At g4g I got from Oskar an Alex's Black Hole
. Solving has been an interesting experience.
This puzzle is in the same vein as the Crossteaser, Patapata Cube/Cubedron, Bram's Black Hole, and Bram's Rocket, in that there's a gap but the pieces also reorient. The difficulty is a little hard to assess, because it's fairly straightforward to figure out enough that if you scramble it up you have a one in three chance of being able to solve it on each try, and it isn't such a big deal to just rescramble it and try again if you fail, so in that sense it's just a bit harder than the Cubedron, but figuring out an elegant way of solving the very last step is much more difficult, making it much closer to the Crossteaser in difficulty.

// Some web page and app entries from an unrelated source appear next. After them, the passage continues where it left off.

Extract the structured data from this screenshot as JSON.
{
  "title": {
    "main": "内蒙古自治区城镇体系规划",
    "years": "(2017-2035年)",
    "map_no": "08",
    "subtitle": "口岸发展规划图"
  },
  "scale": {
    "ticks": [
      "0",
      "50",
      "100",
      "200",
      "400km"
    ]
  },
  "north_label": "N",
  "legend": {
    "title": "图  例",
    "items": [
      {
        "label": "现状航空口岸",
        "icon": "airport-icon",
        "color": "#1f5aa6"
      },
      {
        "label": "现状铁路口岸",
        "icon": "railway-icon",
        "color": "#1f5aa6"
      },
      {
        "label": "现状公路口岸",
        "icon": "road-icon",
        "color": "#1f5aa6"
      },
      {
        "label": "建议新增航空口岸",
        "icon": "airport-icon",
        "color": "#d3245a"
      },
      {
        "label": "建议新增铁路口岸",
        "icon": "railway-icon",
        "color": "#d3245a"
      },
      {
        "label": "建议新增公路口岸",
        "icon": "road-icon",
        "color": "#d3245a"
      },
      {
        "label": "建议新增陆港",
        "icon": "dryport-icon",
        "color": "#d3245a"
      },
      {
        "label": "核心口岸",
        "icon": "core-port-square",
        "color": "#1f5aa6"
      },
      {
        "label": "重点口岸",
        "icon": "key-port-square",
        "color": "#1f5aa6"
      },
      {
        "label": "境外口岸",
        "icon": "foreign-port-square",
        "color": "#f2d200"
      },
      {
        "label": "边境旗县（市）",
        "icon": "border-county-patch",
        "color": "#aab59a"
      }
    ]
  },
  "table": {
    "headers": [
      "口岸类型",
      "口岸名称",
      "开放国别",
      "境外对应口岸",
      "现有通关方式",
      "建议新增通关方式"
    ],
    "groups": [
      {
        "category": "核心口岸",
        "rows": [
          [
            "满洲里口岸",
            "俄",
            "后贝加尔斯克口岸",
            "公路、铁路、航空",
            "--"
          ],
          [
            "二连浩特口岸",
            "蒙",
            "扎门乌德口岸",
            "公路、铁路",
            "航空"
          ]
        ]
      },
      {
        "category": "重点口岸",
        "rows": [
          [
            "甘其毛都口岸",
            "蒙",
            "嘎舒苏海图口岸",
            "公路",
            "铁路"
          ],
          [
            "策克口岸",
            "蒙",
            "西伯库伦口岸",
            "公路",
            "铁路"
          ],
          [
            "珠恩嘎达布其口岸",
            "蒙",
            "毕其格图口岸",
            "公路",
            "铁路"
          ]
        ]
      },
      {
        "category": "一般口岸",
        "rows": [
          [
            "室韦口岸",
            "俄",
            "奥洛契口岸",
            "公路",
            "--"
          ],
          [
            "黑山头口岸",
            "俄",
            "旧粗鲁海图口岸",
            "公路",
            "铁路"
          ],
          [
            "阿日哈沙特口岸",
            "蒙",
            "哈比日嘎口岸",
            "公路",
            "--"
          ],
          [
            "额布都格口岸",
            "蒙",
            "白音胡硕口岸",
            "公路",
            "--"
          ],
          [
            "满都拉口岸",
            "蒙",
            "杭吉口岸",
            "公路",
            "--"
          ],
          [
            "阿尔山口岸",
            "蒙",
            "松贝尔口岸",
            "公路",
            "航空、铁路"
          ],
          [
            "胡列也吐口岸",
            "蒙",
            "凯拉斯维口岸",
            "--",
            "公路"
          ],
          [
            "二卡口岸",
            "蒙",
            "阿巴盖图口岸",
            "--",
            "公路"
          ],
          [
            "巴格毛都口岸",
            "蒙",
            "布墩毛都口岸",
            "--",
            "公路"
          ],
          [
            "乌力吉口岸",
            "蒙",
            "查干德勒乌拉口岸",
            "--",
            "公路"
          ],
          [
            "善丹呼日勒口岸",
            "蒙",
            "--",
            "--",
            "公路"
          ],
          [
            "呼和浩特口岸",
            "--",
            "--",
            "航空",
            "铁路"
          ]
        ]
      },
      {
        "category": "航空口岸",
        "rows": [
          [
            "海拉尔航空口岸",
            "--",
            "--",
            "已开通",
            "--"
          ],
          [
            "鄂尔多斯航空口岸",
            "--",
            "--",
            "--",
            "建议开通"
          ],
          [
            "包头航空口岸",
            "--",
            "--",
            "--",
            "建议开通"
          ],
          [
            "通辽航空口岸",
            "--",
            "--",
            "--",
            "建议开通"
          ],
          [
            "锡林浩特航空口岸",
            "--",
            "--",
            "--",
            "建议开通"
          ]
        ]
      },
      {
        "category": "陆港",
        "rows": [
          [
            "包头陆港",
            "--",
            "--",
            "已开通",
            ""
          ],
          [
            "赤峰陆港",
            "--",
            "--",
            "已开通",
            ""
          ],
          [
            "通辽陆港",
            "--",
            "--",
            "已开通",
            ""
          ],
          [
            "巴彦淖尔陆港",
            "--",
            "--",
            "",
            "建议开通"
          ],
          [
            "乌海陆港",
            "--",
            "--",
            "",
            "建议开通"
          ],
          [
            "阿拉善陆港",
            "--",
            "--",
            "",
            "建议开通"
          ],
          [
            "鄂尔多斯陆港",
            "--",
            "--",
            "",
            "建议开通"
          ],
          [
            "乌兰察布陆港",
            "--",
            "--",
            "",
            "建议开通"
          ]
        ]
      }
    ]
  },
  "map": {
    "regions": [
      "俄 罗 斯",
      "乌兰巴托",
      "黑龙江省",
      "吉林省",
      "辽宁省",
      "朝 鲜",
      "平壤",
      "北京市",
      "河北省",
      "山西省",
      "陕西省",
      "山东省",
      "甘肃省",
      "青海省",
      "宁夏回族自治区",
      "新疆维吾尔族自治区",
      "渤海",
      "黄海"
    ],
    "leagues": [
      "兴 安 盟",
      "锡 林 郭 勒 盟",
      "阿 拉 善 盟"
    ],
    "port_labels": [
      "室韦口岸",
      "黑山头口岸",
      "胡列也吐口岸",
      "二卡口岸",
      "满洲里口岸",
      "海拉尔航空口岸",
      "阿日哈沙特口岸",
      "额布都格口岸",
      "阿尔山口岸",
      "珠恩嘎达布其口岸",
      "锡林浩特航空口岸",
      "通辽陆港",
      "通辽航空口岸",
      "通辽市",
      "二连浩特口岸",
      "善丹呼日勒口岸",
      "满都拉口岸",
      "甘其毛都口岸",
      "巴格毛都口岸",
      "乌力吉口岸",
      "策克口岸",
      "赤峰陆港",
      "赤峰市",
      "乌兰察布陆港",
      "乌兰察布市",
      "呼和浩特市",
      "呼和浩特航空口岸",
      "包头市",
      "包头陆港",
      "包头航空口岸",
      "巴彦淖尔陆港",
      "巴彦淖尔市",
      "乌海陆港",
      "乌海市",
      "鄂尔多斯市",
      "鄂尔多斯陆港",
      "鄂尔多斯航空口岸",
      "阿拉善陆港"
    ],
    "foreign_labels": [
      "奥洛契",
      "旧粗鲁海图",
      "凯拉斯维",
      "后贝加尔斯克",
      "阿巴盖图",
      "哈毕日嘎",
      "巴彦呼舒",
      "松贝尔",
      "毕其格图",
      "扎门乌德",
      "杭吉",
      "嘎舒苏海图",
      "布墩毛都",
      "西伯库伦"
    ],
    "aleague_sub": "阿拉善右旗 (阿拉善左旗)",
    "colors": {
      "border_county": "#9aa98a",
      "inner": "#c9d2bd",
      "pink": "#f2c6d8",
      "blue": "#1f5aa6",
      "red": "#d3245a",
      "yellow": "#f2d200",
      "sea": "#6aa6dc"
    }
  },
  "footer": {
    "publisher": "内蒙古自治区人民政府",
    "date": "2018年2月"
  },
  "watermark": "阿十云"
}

The first thing to know in this puzzle is that there's a parity to the orientation of the center. If it's rotated 90 degrees, then two pieces become swapped. The easiest way to avoid problems with this is to simply memorize how one of the pieces should be positioned. For example, in my copy the grooves under the red, white, and blue piece swirl clockwise, so if I start with that piece and get it positioned correctly then the parity will always be correct in the end. Also on mine the grooves under the gap swirl clockwise in the solved state, and I'm going to assume that that's the case for yours as well (although at the time of this writing you probably don't have one, because I think only one or two have ever been made).
For notation I'm going to start by saying where the gap is, with one each of Front or Back, Right or Left, and Up or Down, and specify movement by the direction each piece moves to fill the gap in turn. In cases where it matters, I'm assuming that the gap starts in a spot of the same parity of where it belongs in the solved state - that is, one where the grooves swirl clockwise.
The most basic sequence is to simply rotate three pieces in place four times, thereby changing the orientations of all of them, like (BUFD)3. You can use this sequence to always solve the first face (although you sometimes have to move pieces out, do the sequence, and move them back in again) and then use it to solve two of the three pieces on the second face, although you might have to do some inversions, for example if the gap is in UFR and the piece in UBL is oriented correctly, you can turn the piece at URB clockwise by doing (UBDF)3 RBL (UFDB)3 RFL.
The orientation of the final corner is where things get interesting. The thematic approach for this type of puzzle is to figure out a sequence where each piece except for one winds up retracing all of its steps during the sequence. I'll call these 'tree-style' sequences. The question of, for any given graph, what paths one piece can be made to take while returning all others to where they started regardless of what kind of reorientation the puzzle involves is an interesting one which to my knowledge has never been studied. As it happens, the Crossteaser and Alex's Black Hole are fairly analogous here, so I tried using my sequence for the Crossteaser, which happened to not work on this puzzle, so I had to come up with a new sequence, which it turns out is better not only because it works on Alex's Black Hole but because it's fewer moves as well.
To rotate a piece next to the gap counterclockwise, position it at UBR with the gap at UFR, and do the sequence UFDRBLFRBLFUBDRFLBUFDBRFLUBDRFLB. Note that F means *towards* the front. If you watch carefully what each of the pieces does in this sequence, you'll notice that all of them except for one repeatedly retrace their steps, resulting in them having the same orientation as when they started (I remember this sequence by visualizing where the two pieces which start on the bottom go). To turn one piece clockwise, do the same sequence either mirror imaged or in reverse.
The above is a perfectly good solution, but it can be improved on, using what I'd like to call Polo-style sequences, in honor of Alex Polonsky, who came up with this puzzle. I can't help but tell an old slightly off-color joke to explain what a Polo-style sequence is. Please appreciate that this is meant in good humor, and that the point is literally applicable in this case:
Q: How many Polonskys does it take to change a light buld?
A: One hundred. One to hold the light bulb, and 99 to rotate the room.
Let's say you've positioned the pieces of the bottom layer and wish to rotate the piece at FDL clockwise. You can do this the way described previously, which is fairly awkward, or you can move the gap to FUR and do the sequence UFRDBLUFRB. This has the curious property that the two pieces which are 'rotated' aren't moved once in the entire sequence. That's because the entire rest of the pieces literally move around them! Once you've done the sequence, you have to reorient the puzzle as a whole to get the pieces back where they started. The trailing RB in the above sequence can be left off when you're just doing the first layer. This is a fun and fast way of doing the first layer, because it allows you to simply position everything and then orient, without having to awkwardly undo the positioning to do the reorienting. Likewise it can be used to orient the next to last piece.
Polo-style sequences can also be used to make for fewer moves to reorient the very last piece. For example, you can position the gap at UFL and rotate the piece at UFR clockwise by doing ULFRDLBRULF D BRULFRDLFRU LFRBLFR. I put in spaces to divide this sequence into its logical parts - first the bottom face snakes onto the front, then it snakes onto the top, then the remaining pieces get back into place. At the end you have to flip the cube as a whole back over again. This sequence is two fewer moves than the previously given on, and is a lot zanier.